### WHAT THE TASK REQUIRES
Every entry below must be repeated exactly; skip the pictures.

### EXERCISE INPUT
•••
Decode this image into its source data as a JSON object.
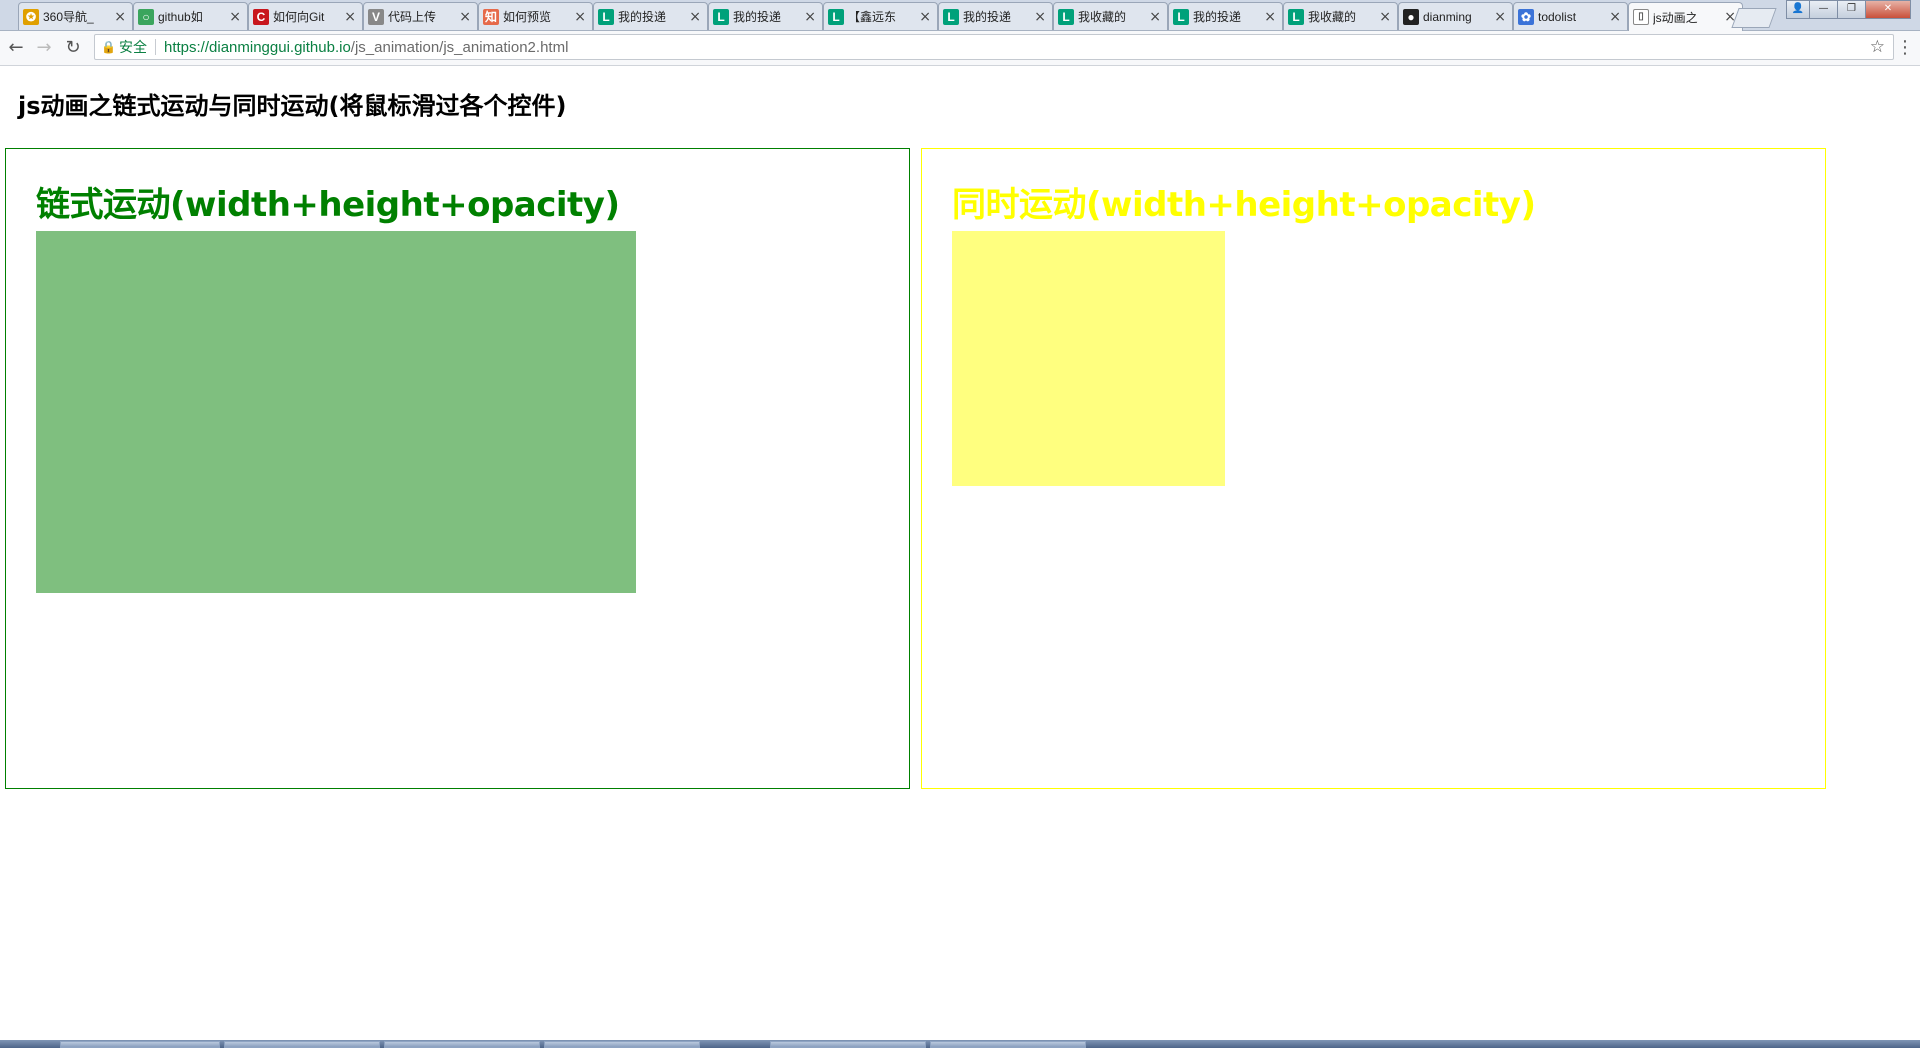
{
  "browser": {
    "tabs": [
      {
        "title": "360导航_",
        "favicon_color": "#e0a000",
        "favicon_glyph": "✪"
      },
      {
        "title": "github如",
        "favicon_color": "#3ba55d",
        "favicon_glyph": "○"
      },
      {
        "title": "如何向Git",
        "favicon_color": "#c8161d",
        "favicon_glyph": "C"
      },
      {
        "title": "代码上传",
        "favicon_color": "#888888",
        "favicon_glyph": "V"
      },
      {
        "title": "如何预览",
        "favicon_color": "#e66a4a",
        "favicon_glyph": "知"
      },
      {
        "title": "我的投递",
        "favicon_color": "#00a17a",
        "favicon_glyph": "L"
      },
      {
        "title": "我的投递",
        "favicon_color": "#00a17a",
        "favicon_glyph": "L"
      },
      {
        "title": "【鑫远东",
        "favicon_color": "#00a17a",
        "favicon_glyph": "L"
      },
      {
        "title": "我的投递",
        "favicon_color": "#00a17a",
        "favicon_glyph": "L"
      },
      {
        "title": "我收藏的",
        "favicon_color": "#00a17a",
        "favicon_glyph": "L"
      },
      {
        "title": "我的投递",
        "favicon_color": "#00a17a",
        "favicon_glyph": "L"
      },
      {
        "title": "我收藏的",
        "favicon_color": "#00a17a",
        "favicon_glyph": "L"
      },
      {
        "title": "dianming",
        "favicon_color": "#222222",
        "favicon_glyph": "●"
      },
      {
        "title": "todolist",
        "favicon_color": "#3b73d8",
        "favicon_glyph": "✿"
      },
      {
        "title": "js动画之",
        "favicon_color": "#ffffff",
        "favicon_glyph": "▯",
        "active": true
      }
    ],
    "close_glyph": "×",
    "address_bar": {
      "security_label": "安全",
      "url_host": "https://dianminggui.github.io",
      "url_path": "/js_animation/js_animation2.html"
    }
  },
  "page": {
    "title": "js动画之链式运动与同时运动(将鼠标滑过各个控件)",
    "panels": [
      {
        "heading": "链式运动(width+height+opacity)",
        "color": "#008000",
        "box_opacity": 0.5
      },
      {
        "heading": "同时运动(width+height+opacity)",
        "color": "#ffff00",
        "box_opacity": 0.5
      }
    ]
  },
  "icons": {
    "back": "back-arrow-icon",
    "forward": "forward-arrow-icon",
    "reload": "reload-icon",
    "lock": "lock-icon",
    "bookmark": "star-icon",
    "menu": "more-vert-icon"
  }
}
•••
### WRITTEN SOLUTION
Decode this image into its source data as a JSON object.
{
  "browser": {
    "tabs": [
      {
        "title": "360导航_",
        "favicon_color": "#e0a000",
        "favicon_glyph": "✪"
      },
      {
        "title": "github如",
        "favicon_color": "#3ba55d",
        "favicon_glyph": "○"
      },
      {
        "title": "如何向Git",
        "favicon_color": "#c8161d",
        "favicon_glyph": "C"
      },
      {
        "title": "代码上传",
        "favicon_color": "#888888",
        "favicon_glyph": "V"
      },
      {
        "title": "如何预览",
        "favicon_color": "#e66a4a",
        "favicon_glyph": "知"
      },
      {
        "title": "我的投递",
        "favicon_color": "#00a17a",
        "favicon_glyph": "L"
      },
      {
        "title": "我的投递",
        "favicon_color": "#00a17a",
        "favicon_glyph": "L"
      },
      {
        "title": "【鑫远东",
        "favicon_color": "#00a17a",
        "favicon_glyph": "L"
      },
      {
        "title": "我的投递",
        "favicon_color": "#00a17a",
        "favicon_glyph": "L"
      },
      {
        "title": "我收藏的",
        "favicon_color": "#00a17a",
        "favicon_glyph": "L"
      },
      {
        "title": "我的投递",
        "favicon_color": "#00a17a",
        "favicon_glyph": "L"
      },
      {
        "title": "我收藏的",
        "favicon_color": "#00a17a",
        "favicon_glyph": "L"
      },
      {
        "title": "dianming",
        "favicon_color": "#222222",
        "favicon_glyph": "●"
      },
      {
        "title": "todolist",
        "favicon_color": "#3b73d8",
        "favicon_glyph": "✿"
      },
      {
        "title": "js动画之",
        "favicon_color": "#ffffff",
        "favicon_glyph": "▯",
        "active": true
      }
    ],
    "close_glyph": "×",
    "address_bar": {
      "security_label": "安全",
      "url_host": "https://dianminggui.github.io",
      "url_path": "/js_animation/js_animation2.html"
    }
  },
  "page": {
    "title": "js动画之链式运动与同时运动(将鼠标滑过各个控件)",
    "panels": [
      {
        "heading": "链式运动(width+height+opacity)",
        "color": "#008000",
        "box_opacity": 0.5
      },
      {
        "heading": "同时运动(width+height+opacity)",
        "color": "#ffff00",
        "box_opacity": 0.5
      }
    ]
  },
  "icons": {
    "back": "back-arrow-icon",
    "forward": "forward-arrow-icon",
    "reload": "reload-icon",
    "lock": "lock-icon",
    "bookmark": "star-icon",
    "menu": "more-vert-icon"
  }
}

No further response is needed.